##### Data under study

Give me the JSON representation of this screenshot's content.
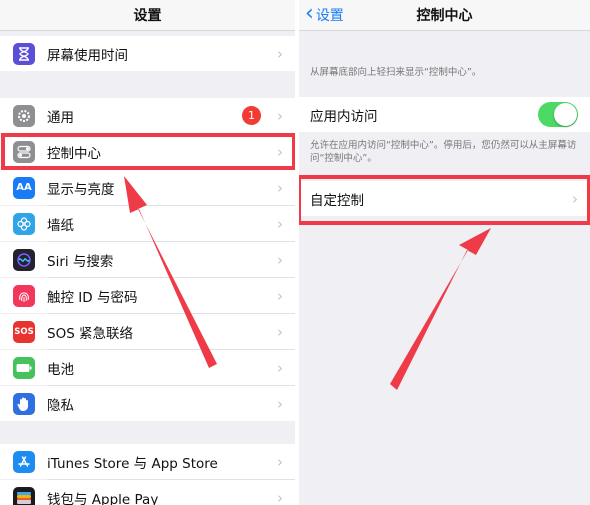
{
  "left": {
    "title": "设置",
    "rows": [
      {
        "label": "屏幕使用时间",
        "icon": "hourglass-icon",
        "color": "#5b4fd6"
      },
      {
        "label": "通用",
        "icon": "gear-icon",
        "color": "#8e8e93",
        "badge": "1"
      },
      {
        "label": "控制中心",
        "icon": "toggles-icon",
        "color": "#8e8e93"
      },
      {
        "label": "显示与亮度",
        "icon": "text-size-icon",
        "color": "#1a7cf5"
      },
      {
        "label": "墙纸",
        "icon": "flower-icon",
        "color": "#2fa4e8"
      },
      {
        "label": "Siri 与搜索",
        "icon": "siri-icon",
        "color": "#222230"
      },
      {
        "label": "触控 ID 与密码",
        "icon": "fingerprint-icon",
        "color": "#f2375b"
      },
      {
        "label": "SOS 紧急联络",
        "icon": "sos-icon",
        "color": "#e8342f"
      },
      {
        "label": "电池",
        "icon": "battery-icon",
        "color": "#43c35a"
      },
      {
        "label": "隐私",
        "icon": "hand-icon",
        "color": "#2f6fe0"
      },
      {
        "label": "iTunes Store 与 App Store",
        "icon": "app-store-icon",
        "color": "#1d8cf0"
      },
      {
        "label": "钱包与 Apple Pay",
        "icon": "wallet-icon",
        "color": "#1b1b1f"
      }
    ]
  },
  "right": {
    "back_label": "设置",
    "title": "控制中心",
    "note1": "从屏幕底部向上轻扫来显示“控制中心”。",
    "toggle_label": "应用内访问",
    "toggle_on": true,
    "note2": "允许在应用内访问“控制中心”。停用后，您仍然可以从主屏幕访问“控制中心”。",
    "customize_label": "自定控制"
  },
  "colors": {
    "accent": "#1a7cf5",
    "annotation": "#ef3a47",
    "toggle_on": "#4cd964",
    "badge": "#f23b33"
  }
}
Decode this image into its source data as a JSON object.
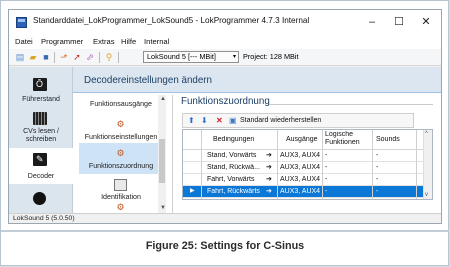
{
  "window": {
    "title": "Standarddatei_LokProgrammer_LokSound5 - LokProgrammer 4.7.3 Internal",
    "controls": [
      "–",
      "☐",
      "✕"
    ]
  },
  "menu": {
    "items": [
      "Datei",
      "Programmer",
      "Extras",
      "Hilfe",
      "Internal"
    ]
  },
  "toolbar": {
    "decoder_select": "LokSound 5 [--- MBit]",
    "project_label": "Project:",
    "project_value": "128 MBit",
    "icons": [
      "new-file-icon",
      "open-folder-icon",
      "save-icon",
      "read-icon",
      "write-icon",
      "undo-icon",
      "tools-icon"
    ]
  },
  "sidebar": {
    "items": [
      {
        "label": "Führerstand",
        "icon": "cab-icon"
      },
      {
        "label": "CVs lesen / schreiben",
        "icon": "cv-icon"
      },
      {
        "label": "Decoder",
        "icon": "decoder-icon",
        "active": true
      },
      {
        "label": "",
        "icon": "sound-icon"
      }
    ]
  },
  "main": {
    "header": "Decodereinstellungen ändern",
    "categories": [
      {
        "label": "Funktionsausgänge"
      },
      {
        "label": "Funktionseinstellungen"
      },
      {
        "label": "Funktionszuordnung",
        "selected": true
      },
      {
        "label": "Identifikation"
      }
    ],
    "section_title": "Funktionszuordnung",
    "restore_label": "Standard wiederherstellen",
    "table": {
      "columns": [
        "Bedingungen",
        "Ausgänge",
        "Logische Funktionen",
        "Sounds"
      ],
      "rows": [
        {
          "bedingungen": "Stand, Vorwärts",
          "ausgaenge": "AUX3, AUX4",
          "logisch": "-",
          "sounds": "-",
          "selected": false
        },
        {
          "bedingungen": "Stand, Rückwä...",
          "ausgaenge": "AUX3, AUX4",
          "logisch": "-",
          "sounds": "-",
          "selected": false
        },
        {
          "bedingungen": "Fahrt, Vorwärts",
          "ausgaenge": "AUX3, AUX4",
          "logisch": "-",
          "sounds": "-",
          "selected": false
        },
        {
          "bedingungen": "Fahrt, Rückwärts",
          "ausgaenge": "AUX3, AUX4",
          "logisch": "-",
          "sounds": "-",
          "selected": true
        }
      ]
    }
  },
  "status": {
    "text": "LokSound 5 (5.0.50)"
  },
  "caption": "Figure 25: Settings for C-Sinus",
  "colors": {
    "accent": "#0b77d7",
    "header_bg": "#dce6f0",
    "sidebar_bg": "#dbe5ee"
  }
}
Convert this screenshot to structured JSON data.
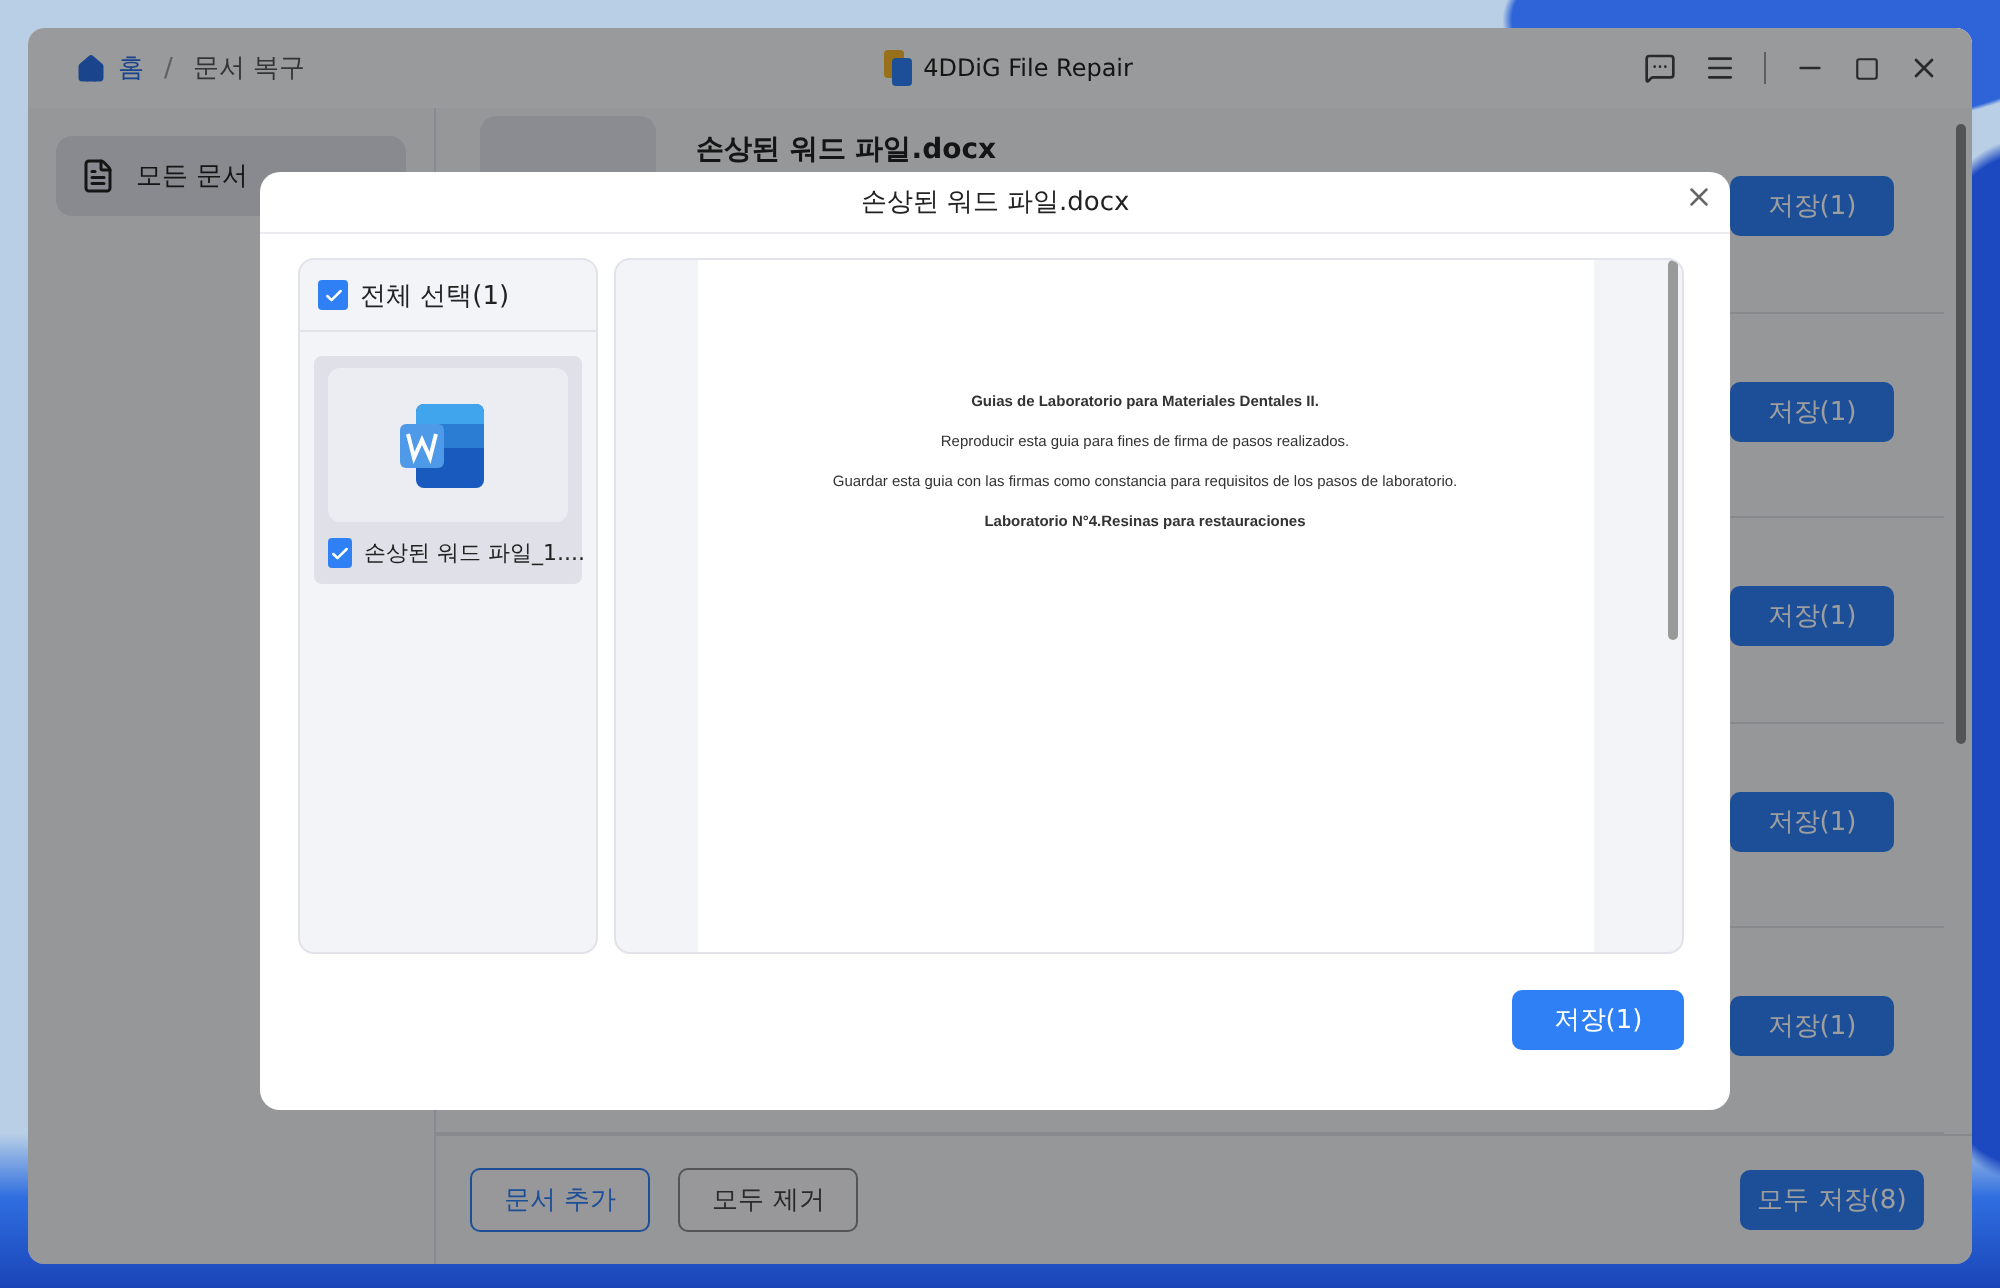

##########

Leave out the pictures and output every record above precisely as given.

Your response
Give me the JSON representation of this screenshot's content.
{
  "left": {
    "title": "设置",
    "rows": [
      {
        "label": "屏幕使用时间",
        "icon": "hourglass-icon",
        "color": "#5b4fd6"
      },
      {
        "label": "通用",
        "icon": "gear-icon",
        "color": "#8e8e93",
        "badge": "1"
      },
      {
        "label": "控制中心",
        "icon": "toggles-icon",
        "color": "#8e8e93"
      },
      {
        "label": "显示与亮度",
        "icon": "text-size-icon",
        "color": "#1a7cf5"
      },
      {
        "label": "墙纸",
        "icon": "flower-icon",
        "color": "#2fa4e8"
      },
      {
        "label": "Siri 与搜索",
        "icon": "siri-icon",
        "color": "#222230"
      },
      {
        "label": "触控 ID 与密码",
        "icon": "fingerprint-icon",
        "color": "#f2375b"
      },
      {
        "label": "SOS 紧急联络",
        "icon": "sos-icon",
        "color": "#e8342f"
      },
      {
        "label": "电池",
        "icon": "battery-icon",
        "color": "#43c35a"
      },
      {
        "label": "隐私",
        "icon": "hand-icon",
        "color": "#2f6fe0"
      },
      {
        "label": "iTunes Store 与 App Store",
        "icon": "app-store-icon",
        "color": "#1d8cf0"
      },
      {
        "label": "钱包与 Apple Pay",
        "icon": "wallet-icon",
        "color": "#1b1b1f"
      }
    ]
  },
  "right": {
    "back_label": "设置",
    "title": "控制中心",
    "note1": "从屏幕底部向上轻扫来显示“控制中心”。",
    "toggle_label": "应用内访问",
    "toggle_on": true,
    "note2": "允许在应用内访问“控制中心”。停用后，您仍然可以从主屏幕访问“控制中心”。",
    "customize_label": "自定控制"
  },
  "colors": {
    "accent": "#1a7cf5",
    "annotation": "#ef3a47",
    "toggle_on": "#4cd964",
    "badge": "#f23b33"
  }
}
Decode this image into its source data as a JSON object.
{
  "window": {
    "title": "Standarddatei_LokProgrammer_LokSound5 - LokProgrammer 4.7.3 Internal",
    "controls": [
      "–",
      "☐",
      "✕"
    ]
  },
  "menu": {
    "items": [
      "Datei",
      "Programmer",
      "Extras",
      "Hilfe",
      "Internal"
    ]
  },
  "toolbar": {
    "decoder_select": "LokSound 5 [--- MBit]",
    "project_label": "Project:",
    "project_value": "128 MBit",
    "icons": [
      "new-file-icon",
      "open-folder-icon",
      "save-icon",
      "read-icon",
      "write-icon",
      "undo-icon",
      "tools-icon"
    ]
  },
  "sidebar": {
    "items": [
      {
        "label": "Führerstand",
        "icon": "cab-icon"
      },
      {
        "label": "CVs lesen / schreiben",
        "icon": "cv-icon"
      },
      {
        "label": "Decoder",
        "icon": "decoder-icon",
        "active": true
      },
      {
        "label": "",
        "icon": "sound-icon"
      }
    ]
  },
  "main": {
    "header": "Decodereinstellungen ändern",
    "categories": [
      {
        "label": "Funktionsausgänge"
      },
      {
        "label": "Funktionseinstellungen"
      },
      {
        "label": "Funktionszuordnung",
        "selected": true
      },
      {
        "label": "Identifikation"
      }
    ],
    "section_title": "Funktionszuordnung",
    "restore_label": "Standard wiederherstellen",
    "table": {
      "columns": [
        "Bedingungen",
        "Ausgänge",
        "Logische Funktionen",
        "Sounds"
      ],
      "rows": [
        {
          "bedingungen": "Stand, Vorwärts",
          "ausgaenge": "AUX3, AUX4",
          "logisch": "-",
          "sounds": "-",
          "selected": false
        },
        {
          "bedingungen": "Stand, Rückwä...",
          "ausgaenge": "AUX3, AUX4",
          "logisch": "-",
          "sounds": "-",
          "selected": false
        },
        {
          "bedingungen": "Fahrt, Vorwärts",
          "ausgaenge": "AUX3, AUX4",
          "logisch": "-",
          "sounds": "-",
          "selected": false
        },
        {
          "bedingungen": "Fahrt, Rückwärts",
          "ausgaenge": "AUX3, AUX4",
          "logisch": "-",
          "sounds": "-",
          "selected": true
        }
      ]
    }
  },
  "status": {
    "text": "LokSound 5 (5.0.50)"
  },
  "caption": "Figure 25: Settings for C-Sinus",
  "colors": {
    "accent": "#0b77d7",
    "header_bg": "#dce6f0",
    "sidebar_bg": "#dbe5ee"
  }
}
Convert this screenshot to structured JSON data.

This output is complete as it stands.